Stealing livestock.

Source: Waging Peace Darfuri Children's Drawings. Janjaweed militia looting livestock.

 

Livestock are not only perceived as wealth, but are the livelihood for almost all rural communities in Darfur, including the sedentary tribes. Animosity between nomadic and sedentary tribes was mainly brought about by the need for nomads to have access to sources of water and more pasture land for their livestock. Sedentary tribes felt that their land was being taken away by the nomadic tribes whom they felt were intruders. As the conflict escalated and villages were attacked, the few livestock that the sedentary tribes had were stolen by the attackers. In essence, attacking and stealing livestock was a way to drive those civilians into destitution while denying them their only means of support.

Small towns and marketplaces were often attacked by Sudan's government forces.  Immediately after an attack began, these forces took the opportunity to loot all the wares that were in shops. The few small-scale traders were thus robbed of their livelihood.
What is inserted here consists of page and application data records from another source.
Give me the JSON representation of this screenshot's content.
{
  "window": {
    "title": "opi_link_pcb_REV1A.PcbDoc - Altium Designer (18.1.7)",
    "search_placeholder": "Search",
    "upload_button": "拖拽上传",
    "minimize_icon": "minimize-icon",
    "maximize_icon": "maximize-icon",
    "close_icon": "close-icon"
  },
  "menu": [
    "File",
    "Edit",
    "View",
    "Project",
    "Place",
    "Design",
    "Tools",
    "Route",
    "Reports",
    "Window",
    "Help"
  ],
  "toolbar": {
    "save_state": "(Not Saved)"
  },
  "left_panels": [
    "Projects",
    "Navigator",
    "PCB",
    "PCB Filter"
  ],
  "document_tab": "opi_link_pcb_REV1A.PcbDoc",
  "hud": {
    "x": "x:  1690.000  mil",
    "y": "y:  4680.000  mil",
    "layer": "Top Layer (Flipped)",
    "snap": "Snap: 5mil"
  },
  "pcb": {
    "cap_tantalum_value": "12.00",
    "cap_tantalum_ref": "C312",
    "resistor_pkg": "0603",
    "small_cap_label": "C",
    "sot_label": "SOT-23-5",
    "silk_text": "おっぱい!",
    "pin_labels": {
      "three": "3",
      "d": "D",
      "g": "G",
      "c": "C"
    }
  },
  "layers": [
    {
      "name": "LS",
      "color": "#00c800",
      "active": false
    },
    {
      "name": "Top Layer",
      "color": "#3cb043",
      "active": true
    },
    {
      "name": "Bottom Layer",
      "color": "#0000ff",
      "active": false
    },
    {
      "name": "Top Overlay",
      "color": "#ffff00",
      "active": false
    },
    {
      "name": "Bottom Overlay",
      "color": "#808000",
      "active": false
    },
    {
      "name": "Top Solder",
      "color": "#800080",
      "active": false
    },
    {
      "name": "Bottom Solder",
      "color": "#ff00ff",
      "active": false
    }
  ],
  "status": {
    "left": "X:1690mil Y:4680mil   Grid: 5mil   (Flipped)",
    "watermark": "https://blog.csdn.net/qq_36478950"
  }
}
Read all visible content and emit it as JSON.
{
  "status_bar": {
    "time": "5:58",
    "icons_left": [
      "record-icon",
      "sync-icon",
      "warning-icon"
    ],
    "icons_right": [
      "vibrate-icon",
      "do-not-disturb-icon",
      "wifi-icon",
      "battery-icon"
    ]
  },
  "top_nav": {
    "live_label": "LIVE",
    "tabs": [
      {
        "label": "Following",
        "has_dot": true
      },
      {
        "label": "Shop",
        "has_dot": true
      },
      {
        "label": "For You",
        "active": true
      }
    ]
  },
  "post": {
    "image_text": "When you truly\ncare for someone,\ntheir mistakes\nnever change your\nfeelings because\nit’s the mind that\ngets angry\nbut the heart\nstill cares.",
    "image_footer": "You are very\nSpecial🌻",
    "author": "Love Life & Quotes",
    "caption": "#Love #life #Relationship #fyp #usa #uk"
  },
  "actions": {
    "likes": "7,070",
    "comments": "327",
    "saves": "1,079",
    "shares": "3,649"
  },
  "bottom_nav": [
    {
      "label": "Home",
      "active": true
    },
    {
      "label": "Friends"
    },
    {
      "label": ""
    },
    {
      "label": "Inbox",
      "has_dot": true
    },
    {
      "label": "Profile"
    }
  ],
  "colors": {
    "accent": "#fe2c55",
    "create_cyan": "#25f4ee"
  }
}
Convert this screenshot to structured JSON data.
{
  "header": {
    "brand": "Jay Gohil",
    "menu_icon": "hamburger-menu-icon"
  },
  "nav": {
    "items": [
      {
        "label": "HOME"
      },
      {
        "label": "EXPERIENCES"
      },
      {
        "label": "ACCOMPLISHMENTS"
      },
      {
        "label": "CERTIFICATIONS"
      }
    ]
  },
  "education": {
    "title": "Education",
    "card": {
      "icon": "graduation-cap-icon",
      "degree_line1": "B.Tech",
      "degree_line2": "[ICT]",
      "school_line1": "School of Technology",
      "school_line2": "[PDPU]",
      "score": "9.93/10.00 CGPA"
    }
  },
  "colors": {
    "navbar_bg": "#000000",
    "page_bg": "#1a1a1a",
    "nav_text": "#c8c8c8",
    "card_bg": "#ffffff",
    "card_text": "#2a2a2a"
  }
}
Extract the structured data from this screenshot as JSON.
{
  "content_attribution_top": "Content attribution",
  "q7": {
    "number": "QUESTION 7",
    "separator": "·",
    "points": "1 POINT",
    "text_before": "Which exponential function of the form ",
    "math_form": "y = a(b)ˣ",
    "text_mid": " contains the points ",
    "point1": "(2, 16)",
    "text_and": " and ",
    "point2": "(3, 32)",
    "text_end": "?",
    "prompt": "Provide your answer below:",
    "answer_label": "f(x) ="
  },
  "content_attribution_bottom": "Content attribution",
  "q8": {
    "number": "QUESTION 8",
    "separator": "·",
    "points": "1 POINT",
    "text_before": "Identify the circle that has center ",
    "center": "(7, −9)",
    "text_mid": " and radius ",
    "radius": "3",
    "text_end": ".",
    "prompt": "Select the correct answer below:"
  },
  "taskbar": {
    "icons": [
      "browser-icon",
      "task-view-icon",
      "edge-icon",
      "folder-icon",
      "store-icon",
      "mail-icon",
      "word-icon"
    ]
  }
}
There were incidents in which the observers from the African Union Mission in Sudan (AMIS) captured the soldiers and militia groups looting shops and ransacking small towns, although there was nothing the observers could do to stop it.